Exercise aim: Below is a set of entries; copy all of them exactly.

Dataset entries:
********
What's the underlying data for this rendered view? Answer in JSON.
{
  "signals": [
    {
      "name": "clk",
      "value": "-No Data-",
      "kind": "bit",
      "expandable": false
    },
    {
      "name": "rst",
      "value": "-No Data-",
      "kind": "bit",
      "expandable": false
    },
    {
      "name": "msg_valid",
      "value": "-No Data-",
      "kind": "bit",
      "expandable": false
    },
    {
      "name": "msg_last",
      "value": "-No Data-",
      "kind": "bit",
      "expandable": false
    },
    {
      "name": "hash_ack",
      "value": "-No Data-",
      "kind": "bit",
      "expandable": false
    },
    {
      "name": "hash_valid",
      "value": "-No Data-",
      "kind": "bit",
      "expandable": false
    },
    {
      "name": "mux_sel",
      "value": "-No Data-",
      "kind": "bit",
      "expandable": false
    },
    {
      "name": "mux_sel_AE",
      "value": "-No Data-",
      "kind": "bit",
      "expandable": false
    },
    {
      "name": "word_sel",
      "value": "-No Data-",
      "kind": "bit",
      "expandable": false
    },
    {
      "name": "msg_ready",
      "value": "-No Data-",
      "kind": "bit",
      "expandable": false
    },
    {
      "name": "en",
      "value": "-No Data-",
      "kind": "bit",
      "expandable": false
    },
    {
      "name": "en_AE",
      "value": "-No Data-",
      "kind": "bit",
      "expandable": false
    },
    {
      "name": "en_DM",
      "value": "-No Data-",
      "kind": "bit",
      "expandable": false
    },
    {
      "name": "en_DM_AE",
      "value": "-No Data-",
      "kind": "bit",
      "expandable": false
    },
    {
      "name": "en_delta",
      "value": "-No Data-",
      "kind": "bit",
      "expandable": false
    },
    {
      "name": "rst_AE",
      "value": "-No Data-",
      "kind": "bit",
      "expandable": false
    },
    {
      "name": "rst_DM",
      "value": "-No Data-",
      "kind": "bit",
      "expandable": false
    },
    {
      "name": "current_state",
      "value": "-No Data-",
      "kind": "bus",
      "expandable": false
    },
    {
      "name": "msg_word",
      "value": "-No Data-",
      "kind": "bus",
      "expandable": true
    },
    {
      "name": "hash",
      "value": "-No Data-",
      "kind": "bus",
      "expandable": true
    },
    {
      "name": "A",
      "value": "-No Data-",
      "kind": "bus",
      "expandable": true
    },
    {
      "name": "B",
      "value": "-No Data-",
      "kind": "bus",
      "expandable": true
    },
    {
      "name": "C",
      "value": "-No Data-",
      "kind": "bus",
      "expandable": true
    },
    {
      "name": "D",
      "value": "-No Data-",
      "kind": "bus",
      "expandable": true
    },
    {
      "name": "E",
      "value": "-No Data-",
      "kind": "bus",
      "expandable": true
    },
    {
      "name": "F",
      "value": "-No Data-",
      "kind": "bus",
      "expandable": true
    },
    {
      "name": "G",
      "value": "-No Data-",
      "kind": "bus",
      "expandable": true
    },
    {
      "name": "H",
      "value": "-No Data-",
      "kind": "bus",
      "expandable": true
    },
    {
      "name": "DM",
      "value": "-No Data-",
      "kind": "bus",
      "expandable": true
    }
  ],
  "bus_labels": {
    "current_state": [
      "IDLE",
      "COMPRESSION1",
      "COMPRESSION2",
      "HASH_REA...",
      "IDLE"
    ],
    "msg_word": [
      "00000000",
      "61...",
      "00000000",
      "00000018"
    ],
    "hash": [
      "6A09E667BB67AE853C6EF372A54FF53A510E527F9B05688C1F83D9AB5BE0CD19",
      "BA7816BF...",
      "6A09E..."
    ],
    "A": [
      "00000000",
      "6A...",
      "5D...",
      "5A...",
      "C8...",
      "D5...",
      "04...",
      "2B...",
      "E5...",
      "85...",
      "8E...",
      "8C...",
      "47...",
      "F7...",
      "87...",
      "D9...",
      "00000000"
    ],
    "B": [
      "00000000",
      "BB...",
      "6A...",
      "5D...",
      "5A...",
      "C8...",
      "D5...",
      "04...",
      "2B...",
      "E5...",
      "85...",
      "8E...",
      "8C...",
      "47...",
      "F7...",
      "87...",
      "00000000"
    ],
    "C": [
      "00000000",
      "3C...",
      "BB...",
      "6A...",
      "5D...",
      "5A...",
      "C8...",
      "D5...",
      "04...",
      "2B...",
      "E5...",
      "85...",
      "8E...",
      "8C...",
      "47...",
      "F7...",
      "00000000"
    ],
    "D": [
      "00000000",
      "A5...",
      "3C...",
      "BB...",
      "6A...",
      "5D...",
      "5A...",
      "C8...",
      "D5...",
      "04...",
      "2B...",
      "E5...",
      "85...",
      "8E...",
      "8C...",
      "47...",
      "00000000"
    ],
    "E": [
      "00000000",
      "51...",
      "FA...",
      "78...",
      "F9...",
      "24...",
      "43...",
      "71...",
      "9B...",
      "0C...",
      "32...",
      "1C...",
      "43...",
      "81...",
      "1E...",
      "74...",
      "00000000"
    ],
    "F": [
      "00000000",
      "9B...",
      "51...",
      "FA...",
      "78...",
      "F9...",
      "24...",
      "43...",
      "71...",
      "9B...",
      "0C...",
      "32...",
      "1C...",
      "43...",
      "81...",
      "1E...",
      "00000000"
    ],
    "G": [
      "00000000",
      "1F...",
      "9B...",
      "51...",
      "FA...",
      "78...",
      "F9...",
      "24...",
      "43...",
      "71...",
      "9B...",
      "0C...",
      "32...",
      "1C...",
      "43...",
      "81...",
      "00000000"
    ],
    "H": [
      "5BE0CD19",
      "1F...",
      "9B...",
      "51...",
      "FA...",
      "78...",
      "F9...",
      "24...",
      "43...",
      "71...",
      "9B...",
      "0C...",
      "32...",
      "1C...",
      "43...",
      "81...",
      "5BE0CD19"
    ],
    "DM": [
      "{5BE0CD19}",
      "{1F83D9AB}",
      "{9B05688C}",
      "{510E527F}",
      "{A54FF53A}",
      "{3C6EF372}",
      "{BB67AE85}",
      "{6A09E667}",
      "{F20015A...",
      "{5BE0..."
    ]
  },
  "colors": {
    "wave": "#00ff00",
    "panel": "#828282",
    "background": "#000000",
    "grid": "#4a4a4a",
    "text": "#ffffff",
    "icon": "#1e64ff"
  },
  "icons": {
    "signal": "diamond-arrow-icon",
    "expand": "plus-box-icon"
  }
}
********
The completed task:
What's the underlying data for this rendered view? Answer in JSON.
{
  "signals": [
    {
      "name": "clk",
      "value": "-No Data-",
      "kind": "bit",
      "expandable": false
    },
    {
      "name": "rst",
      "value": "-No Data-",
      "kind": "bit",
      "expandable": false
    },
    {
      "name": "msg_valid",
      "value": "-No Data-",
      "kind": "bit",
      "expandable": false
    },
    {
      "name": "msg_last",
      "value": "-No Data-",
      "kind": "bit",
      "expandable": false
    },
    {
      "name": "hash_ack",
      "value": "-No Data-",
      "kind": "bit",
      "expandable": false
    },
    {
      "name": "hash_valid",
      "value": "-No Data-",
      "kind": "bit",
      "expandable": false
    },
    {
      "name": "mux_sel",
      "value": "-No Data-",
      "kind": "bit",
      "expandable": false
    },
    {
      "name": "mux_sel_AE",
      "value": "-No Data-",
      "kind": "bit",
      "expandable": false
    },
    {
      "name": "word_sel",
      "value": "-No Data-",
      "kind": "bit",
      "expandable": false
    },
    {
      "name": "msg_ready",
      "value": "-No Data-",
      "kind": "bit",
      "expandable": false
    },
    {
      "name": "en",
      "value": "-No Data-",
      "kind": "bit",
      "expandable": false
    },
    {
      "name": "en_AE",
      "value": "-No Data-",
      "kind": "bit",
      "expandable": false
    },
    {
      "name": "en_DM",
      "value": "-No Data-",
      "kind": "bit",
      "expandable": false
    },
    {
      "name": "en_DM_AE",
      "value": "-No Data-",
      "kind": "bit",
      "expandable": false
    },
    {
      "name": "en_delta",
      "value": "-No Data-",
      "kind": "bit",
      "expandable": false
    },
    {
      "name": "rst_AE",
      "value": "-No Data-",
      "kind": "bit",
      "expandable": false
    },
    {
      "name": "rst_DM",
      "value": "-No Data-",
      "kind": "bit",
      "expandable": false
    },
    {
      "name": "current_state",
      "value": "-No Data-",
      "kind": "bus",
      "expandable": false
    },
    {
      "name": "msg_word",
      "value": "-No Data-",
      "kind": "bus",
      "expandable": true
    },
    {
      "name": "hash",
      "value": "-No Data-",
      "kind": "bus",
      "expandable": true
    },
    {
      "name": "A",
      "value": "-No Data-",
      "kind": "bus",
      "expandable": true
    },
    {
      "name": "B",
      "value": "-No Data-",
      "kind": "bus",
      "expandable": true
    },
    {
      "name": "C",
      "value": "-No Data-",
      "kind": "bus",
      "expandable": true
    },
    {
      "name": "D",
      "value": "-No Data-",
      "kind": "bus",
      "expandable": true
    },
    {
      "name": "E",
      "value": "-No Data-",
      "kind": "bus",
      "expandable": true
    },
    {
      "name": "F",
      "value": "-No Data-",
      "kind": "bus",
      "expandable": true
    },
    {
      "name": "G",
      "value": "-No Data-",
      "kind": "bus",
      "expandable": true
    },
    {
      "name": "H",
      "value": "-No Data-",
      "kind": "bus",
      "expandable": true
    },
    {
      "name": "DM",
      "value": "-No Data-",
      "kind": "bus",
      "expandable": true
    }
  ],
  "bus_labels": {
    "current_state": [
      "IDLE",
      "COMPRESSION1",
      "COMPRESSION2",
      "HASH_REA...",
      "IDLE"
    ],
    "msg_word": [
      "00000000",
      "61...",
      "00000000",
      "00000018"
    ],
    "hash": [
      "6A09E667BB67AE853C6EF372A54FF53A510E527F9B05688C1F83D9AB5BE0CD19",
      "BA7816BF...",
      "6A09E..."
    ],
    "A": [
      "00000000",
      "6A...",
      "5D...",
      "5A...",
      "C8...",
      "D5...",
      "04...",
      "2B...",
      "E5...",
      "85...",
      "8E...",
      "8C...",
      "47...",
      "F7...",
      "87...",
      "D9...",
      "00000000"
    ],
    "B": [
      "00000000",
      "BB...",
      "6A...",
      "5D...",
      "5A...",
      "C8...",
      "D5...",
      "04...",
      "2B...",
      "E5...",
      "85...",
      "8E...",
      "8C...",
      "47...",
      "F7...",
      "87...",
      "00000000"
    ],
    "C": [
      "00000000",
      "3C...",
      "BB...",
      "6A...",
      "5D...",
      "5A...",
      "C8...",
      "D5...",
      "04...",
      "2B...",
      "E5...",
      "85...",
      "8E...",
      "8C...",
      "47...",
      "F7...",
      "00000000"
    ],
    "D": [
      "00000000",
      "A5...",
      "3C...",
      "BB...",
      "6A...",
      "5D...",
      "5A...",
      "C8...",
      "D5...",
      "04...",
      "2B...",
      "E5...",
      "85...",
      "8E...",
      "8C...",
      "47...",
      "00000000"
    ],
    "E": [
      "00000000",
      "51...",
      "FA...",
      "78...",
      "F9...",
      "24...",
      "43...",
      "71...",
      "9B...",
      "0C...",
      "32...",
      "1C...",
      "43...",
      "81...",
      "1E...",
      "74...",
      "00000000"
    ],
    "F": [
      "00000000",
      "9B...",
      "51...",
      "FA...",
      "78...",
      "F9...",
      "24...",
      "43...",
      "71...",
      "9B...",
      "0C...",
      "32...",
      "1C...",
      "43...",
      "81...",
      "1E...",
      "00000000"
    ],
    "G": [
      "00000000",
      "1F...",
      "9B...",
      "51...",
      "FA...",
      "78...",
      "F9...",
      "24...",
      "43...",
      "71...",
      "9B...",
      "0C...",
      "32...",
      "1C...",
      "43...",
      "81...",
      "00000000"
    ],
    "H": [
      "5BE0CD19",
      "1F...",
      "9B...",
      "51...",
      "FA...",
      "78...",
      "F9...",
      "24...",
      "43...",
      "71...",
      "9B...",
      "0C...",
      "32...",
      "1C...",
      "43...",
      "81...",
      "5BE0CD19"
    ],
    "DM": [
      "{5BE0CD19}",
      "{1F83D9AB}",
      "{9B05688C}",
      "{510E527F}",
      "{A54FF53A}",
      "{3C6EF372}",
      "{BB67AE85}",
      "{6A09E667}",
      "{F20015A...",
      "{5BE0..."
    ]
  },
  "colors": {
    "wave": "#00ff00",
    "panel": "#828282",
    "background": "#000000",
    "grid": "#4a4a4a",
    "text": "#ffffff",
    "icon": "#1e64ff"
  },
  "icons": {
    "signal": "diamond-arrow-icon",
    "expand": "plus-box-icon"
  }
}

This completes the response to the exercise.